8) Drink more water
It is incredible how much ordering drinks at a restaurant will add to your bill. If a beer is $4 and a glass of wine is $8 and you and your partner each have 2, that is an additional $24 plus tax and tip, which brings the total close to $30. Even soda, milk, and juice at some restaurants can cost as much as $3. If you, your spouse, and your kids each have one of these items your easily looking at an additional $15 on your bill.
This goes hand in hand with cutting out other unnecessary habits like smoking. A single pack of cigarettes averages $5.51. If you smoke 1 pack per day, that is $38.57 per week and $165.30 per month. Not only is it making you broke, it is killing you too.

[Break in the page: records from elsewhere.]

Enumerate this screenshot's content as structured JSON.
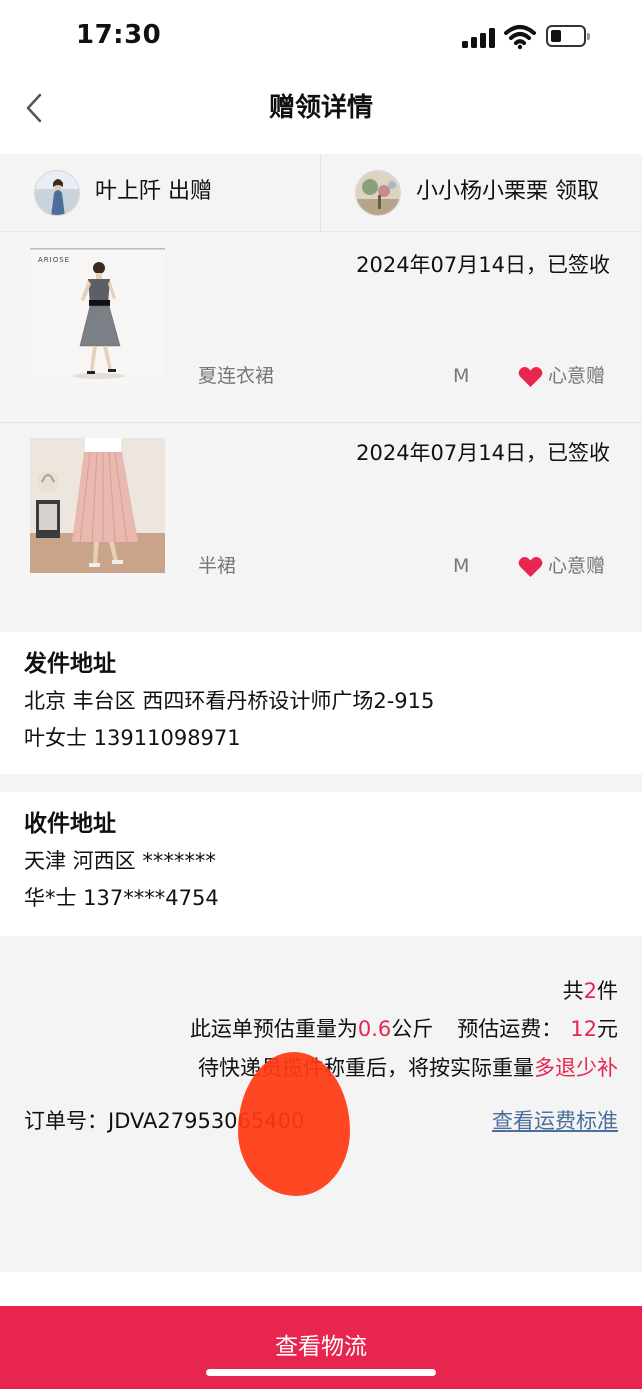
{
  "status_bar": {
    "time": "17:30"
  },
  "nav": {
    "title": "赠领详情"
  },
  "parties": {
    "giver": "叶上阡 出赠",
    "receiver": "小小杨小栗栗 领取"
  },
  "products": [
    {
      "date_status": "2024年07月14日，已签收",
      "name": "夏连衣裙",
      "size": "M",
      "tag": "心意赠",
      "image_brand": "ARIOSE"
    },
    {
      "date_status": "2024年07月14日，已签收",
      "name": "半裙",
      "size": "M",
      "tag": "心意赠"
    }
  ],
  "sender_address": {
    "title": "发件地址",
    "line1": "北京 丰台区 西四环看丹桥设计师广场2-915",
    "line2": "叶女士 13911098971"
  },
  "receiver_address": {
    "title": "收件地址",
    "line1": "天津 河西区 *******",
    "line2": "华*士 137****4754"
  },
  "summary": {
    "count_prefix": "共",
    "count": "2",
    "count_suffix": "件",
    "weight_prefix": "此运单预估重量为",
    "weight": "0.6",
    "weight_unit": "公斤",
    "fee_label": "预估运费：",
    "fee": "12",
    "fee_unit": "元",
    "note_prefix": "待快递员揽件称重后，将按实际重量",
    "note_highlight": "多退少补",
    "order_label": "订单号：",
    "order_no": "JDVA27953065400",
    "fee_standard_link": "查看运费标准"
  },
  "bottom_button": {
    "label": "查看物流"
  },
  "colors": {
    "accent": "#e8254f",
    "link": "#4b6e9c",
    "background_gray": "#f4f4f4"
  },
  "icons": [
    "back-arrow-icon",
    "heart-icon",
    "signal-icon",
    "wifi-icon",
    "battery-icon"
  ]
}
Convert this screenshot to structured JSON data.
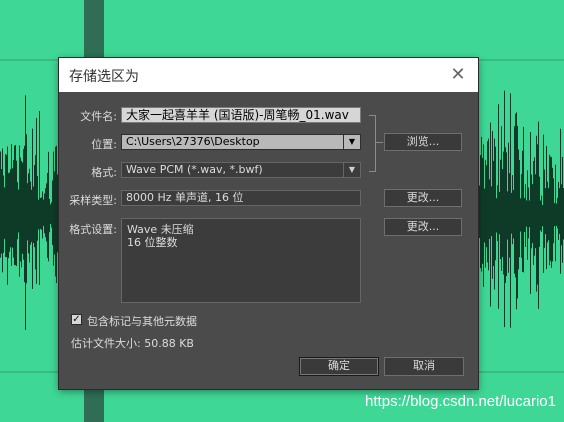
{
  "dialog": {
    "title": "存储选区为",
    "close_icon": "close-icon"
  },
  "fields": {
    "filename_label": "文件名:",
    "filename_value": "大家一起喜羊羊 (国语版)-周笔畅_01.wav",
    "location_label": "位置:",
    "location_value": "C:\\Users\\27376\\Desktop",
    "format_label": "格式:",
    "format_value": "Wave PCM (*.wav, *.bwf)",
    "sample_type_label": "采样类型:",
    "sample_type_value": "8000 Hz 单声道, 16 位",
    "format_settings_label": "格式设置:",
    "format_settings_lines": [
      "Wave 未压缩",
      "16 位整数"
    ]
  },
  "buttons": {
    "browse": "浏览...",
    "change_sample": "更改...",
    "change_format": "更改...",
    "ok": "确定",
    "cancel": "取消"
  },
  "options": {
    "include_markers_checked": true,
    "include_markers_label": "包含标记与其他元数据",
    "estimated_size": "估计文件大小: 50.88 KB"
  },
  "watermark": "https://blog.csdn.net/lucario1",
  "colors": {
    "background": "#3fd796",
    "dialog": "#4b4b4b",
    "titlebar": "#ffffff"
  }
}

9) Check your credit card statements for unused memberships
Companies with membership fees know that it takes a user an average of 8 months to realize and/or cancel a membership fee that they are not using. They make it easy to sign up with “free trials” and incentives but much more difficult and time consuming to cancel. If you don’t know what you might be paying for off the top of your head, it is always a good idea to check your credit card statements and make sure you recognize each charge. If you see something that you don’t recognize or realize that you are not using, call and cancel it immediately.
10) Buy generic brands and used when you can
Most people buy the same brands their parents used and stick to it because that is what they are use to, but it’s surprising just how much you can save by going generic, or used. A lot of grocery stores have their own brand of cereal, toiletry products, water, and even baby items like diapers and wipes. Don’t be afraid to try these items, you may even like them better.
Buying used may come with a stigma, but this is an area we all know can save big bucks, especially on big ticket items like cars. As long as you have done your research on the vehicle, asked for the history report (Carfax), make sure it hasn’t been in any accidents or floods, buying used can save you thousands. As soon as you drive a new car off the lot, you lose about 20% of its value. Instead, buy a car that’s 1 year old and has maybe 5 or 6 thousand miles on it.